Regional states unveil summer travel marketing themes

When it comes to travel marketing, a few words can mean a lot. That’s why travel departments spend a lot of time coming up with a catchy campaign that tugs at the heart and appeals to people to experience their state.

Here are the three current marketing campaigns for South Dakota, North Dakota and Minnesota travel departments:
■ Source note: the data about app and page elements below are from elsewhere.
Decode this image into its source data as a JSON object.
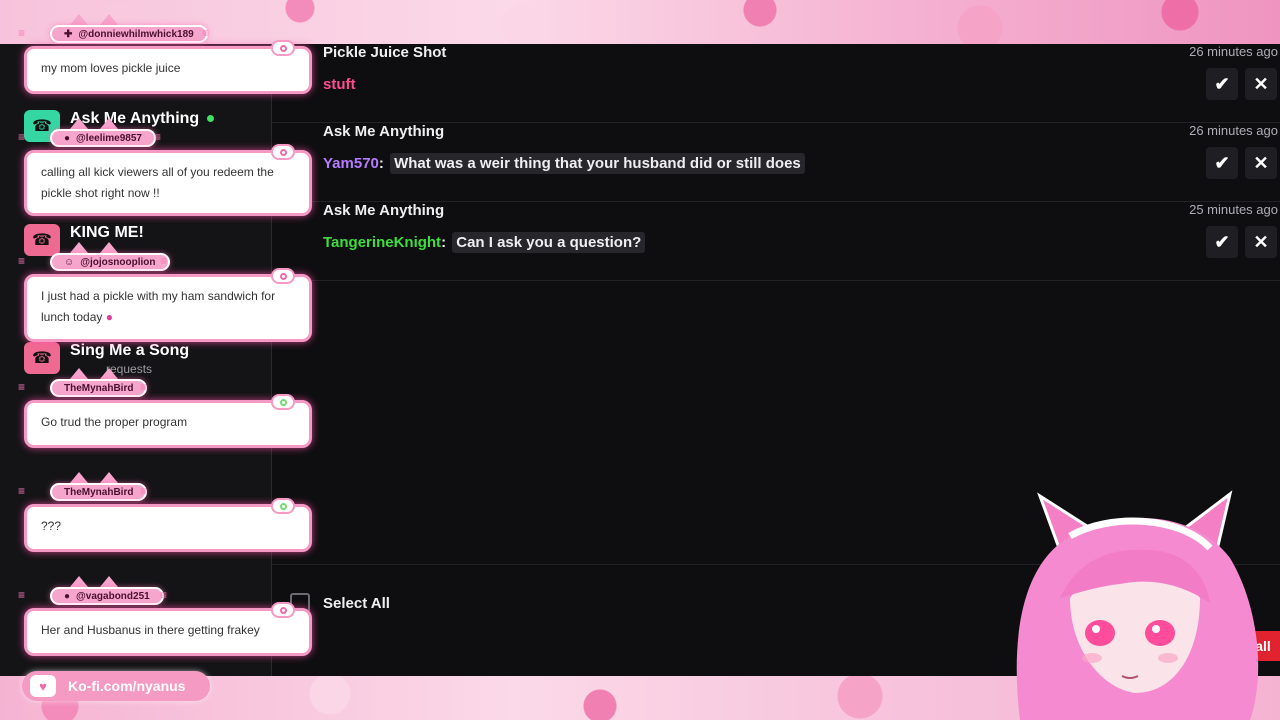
{
  "sidebar": {
    "items": [
      {
        "title": "Ask Me Anything",
        "icon": "phone-icon",
        "icon_color": "#34d7a2",
        "online": true,
        "subtitle": ""
      },
      {
        "title": "KING ME!",
        "icon": "phone-icon",
        "icon_color": "#ef6a92",
        "online": false,
        "subtitle": ""
      },
      {
        "title": "Sing Me a Song",
        "icon": "phone-icon",
        "icon_color": "#ef6a92",
        "online": false,
        "subtitle": "requests"
      }
    ]
  },
  "requests": [
    {
      "title": "Pickle Juice Shot",
      "time": "26 minutes ago",
      "user": "",
      "message": "stuft",
      "user_color": "#ff4d8d"
    },
    {
      "title": "Ask Me Anything",
      "time": "26 minutes ago",
      "user": "Yam570",
      "message": "What was a weir thing that your husband did or still does",
      "user_color": "#b67cff"
    },
    {
      "title": "Ask Me Anything",
      "time": "25 minutes ago",
      "user": "TangerineKnight",
      "message": "Can I ask you a question?",
      "user_color": "#3dde3d"
    }
  ],
  "actions": {
    "accept_icon": "✔",
    "reject_icon": "✕",
    "select_all": "Select All",
    "reject_all": "all"
  },
  "chat": [
    {
      "name": "@donniewhilmwhick189",
      "text": "my mom loves pickle juice"
    },
    {
      "name": "@leelime9857",
      "text": "calling all kick viewers all of you redeem the pickle shot right now !!"
    },
    {
      "name": "@jojosnooplion",
      "text": "I just had a pickle with my ham sandwich for lunch today"
    },
    {
      "name": "TheMynahBird",
      "text": "Go trud the proper program"
    },
    {
      "name": "TheMynahBird",
      "text": "???"
    },
    {
      "name": "@vagabond251",
      "text": "Her and Husbanus in there getting frakey"
    }
  ],
  "kofi": {
    "label": "Ko-fi.com/nyanus"
  },
  "colors": {
    "accent_pink": "#f59ac4",
    "panel_bg": "#0e0e10",
    "reject_red": "#e0232e"
  }
}
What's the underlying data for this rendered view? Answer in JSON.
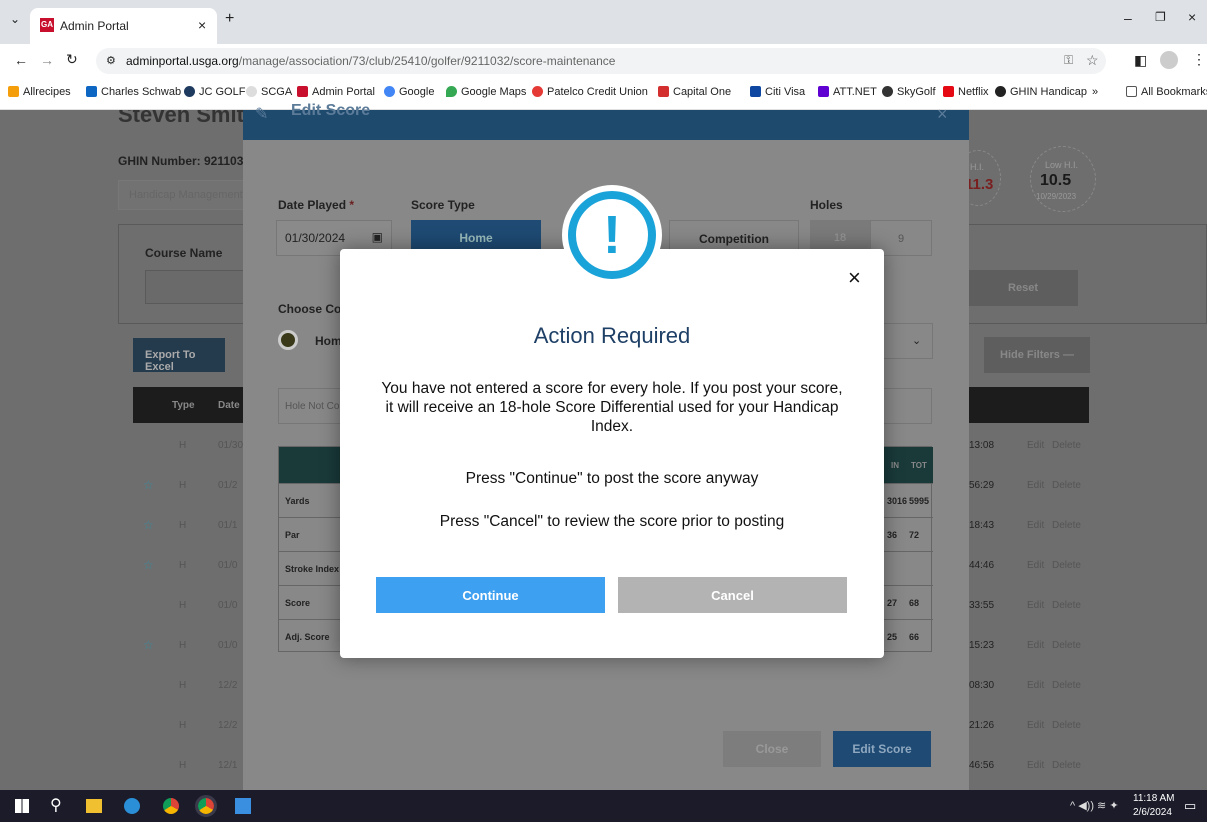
{
  "browser": {
    "tab_title": "Admin Portal",
    "url_host": "adminportal.usga.org",
    "url_path": "/manage/association/73/club/25410/golfer/9211032/score-maintenance",
    "bookmarks": [
      "Allrecipes",
      "Charles Schwab",
      "JC GOLF",
      "SCGA",
      "Admin Portal",
      "Google",
      "Google Maps",
      "Patelco Credit Union",
      "Capital One",
      "Citi Visa",
      "ATT.NET",
      "SkyGolf",
      "Netflix",
      "GHIN Handicap"
    ],
    "all_bookmarks": "All Bookmarks"
  },
  "background": {
    "golfer_name": "Steven Smith",
    "ghin_label": "GHIN Number: 9211032",
    "tab_label": "Handicap Management",
    "course_name_label": "Course Name",
    "export_label": "Export To Excel",
    "reset_label": "Reset",
    "hide_filters_label": "Hide Filters",
    "hi_label": "H.I.",
    "hi_value": "11.3",
    "low_hi_label": "Low H.I.",
    "low_hi_value": "10.5",
    "low_hi_date": "10/29/2023",
    "table_header": [
      "Type",
      "Date"
    ],
    "rows": [
      {
        "type": "H",
        "date": "01/30",
        "time": "13:08",
        "star": false
      },
      {
        "type": "H",
        "date": "01/2",
        "time": "56:29",
        "star": true
      },
      {
        "type": "H",
        "date": "01/1",
        "time": "18:43",
        "star": true
      },
      {
        "type": "H",
        "date": "01/0",
        "time": "44:46",
        "star": true
      },
      {
        "type": "H",
        "date": "01/0",
        "time": "33:55",
        "star": false
      },
      {
        "type": "H",
        "date": "01/0",
        "time": "15:23",
        "star": true
      },
      {
        "type": "H",
        "date": "12/2",
        "time": "08:30",
        "star": false
      },
      {
        "type": "H",
        "date": "12/2",
        "time": "21:26",
        "star": false
      },
      {
        "type": "H",
        "date": "12/1",
        "time": "46:56",
        "star": false
      }
    ],
    "edit_label": "Edit",
    "delete_label": "Delete"
  },
  "edit_modal": {
    "title": "Edit Score",
    "date_played_label": "Date Played",
    "date_played_value": "01/30/2024",
    "score_type_label": "Score Type",
    "score_type_home": "Home",
    "score_type_competition": "Competition",
    "holes_label": "Holes",
    "holes_18": "18",
    "holes_9": "9",
    "choose_course_label": "Choose Cou",
    "home_radio_label": "Hom",
    "hole_not_label": "Hole Not Co",
    "score_rows": [
      "Yards",
      "Par",
      "Stroke Index",
      "Score",
      "Adj. Score"
    ],
    "in_label": "IN",
    "tot_label": "TOT",
    "yards_in": "3016",
    "yards_tot": "5995",
    "par_in": "36",
    "par_tot": "72",
    "score_in": "27",
    "score_tot": "68",
    "adj_in": "25",
    "adj_tot": "66",
    "close_label": "Close",
    "edit_score_label": "Edit Score"
  },
  "action_modal": {
    "title": "Action Required",
    "message": "You have not entered a score for every hole. If you post your score, it will receive an 18-hole Score Differential used for your Handicap Index.",
    "continue_hint": "Press \"Continue\" to post the score anyway",
    "cancel_hint": "Press \"Cancel\" to review the score prior to posting",
    "continue_label": "Continue",
    "cancel_label": "Cancel",
    "close_glyph": "×",
    "colors": {
      "accent": "#1aa3d9",
      "title": "#1e3f66",
      "continue": "#3ea0f0",
      "cancel": "#b3b3b3"
    }
  },
  "taskbar": {
    "time": "11:18 AM",
    "date": "2/6/2024"
  }
}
  •  “So Much South Dakota, So Little Time”: Hagen said he is constantly told by visitors that they are surprised by just how much there is to do in the state. He says he is told people have wished they would have allotted more time to stay. “We love that the state is surprising them when they get here and it is so much more than what they expected.”
  • “Enter your dream state.” (Minnesota): The theme, which was unveiled in 2022, embraces the idea that vacation stories get grander every time they are told, whether it be catching a big fish at a Minnesota lake or seeing the moon fill the entire sky at a state park. “The magic of the moment can sometimes be hard to put into words. After you take a trip, the memory of your trip gets more extravagant every time you think about it,” Barrett said. “There is a lot of magic in travel and a lot of wonder. … And it’s about entering your dream state when you travel in Minnesota.”
  • “Hello North Dakota”: The state’s new theme embraces the friendliness of its residents and the fact that a lot of potential visitors don’t know much about what the state has to offer. “We haven’t spent a ton of money educating people with what we have,” Otte Coleman said. “Hello, this is North Dakota. Come see us. We have super friendly people who are here to welcome you.”
What To Read Next
Get Local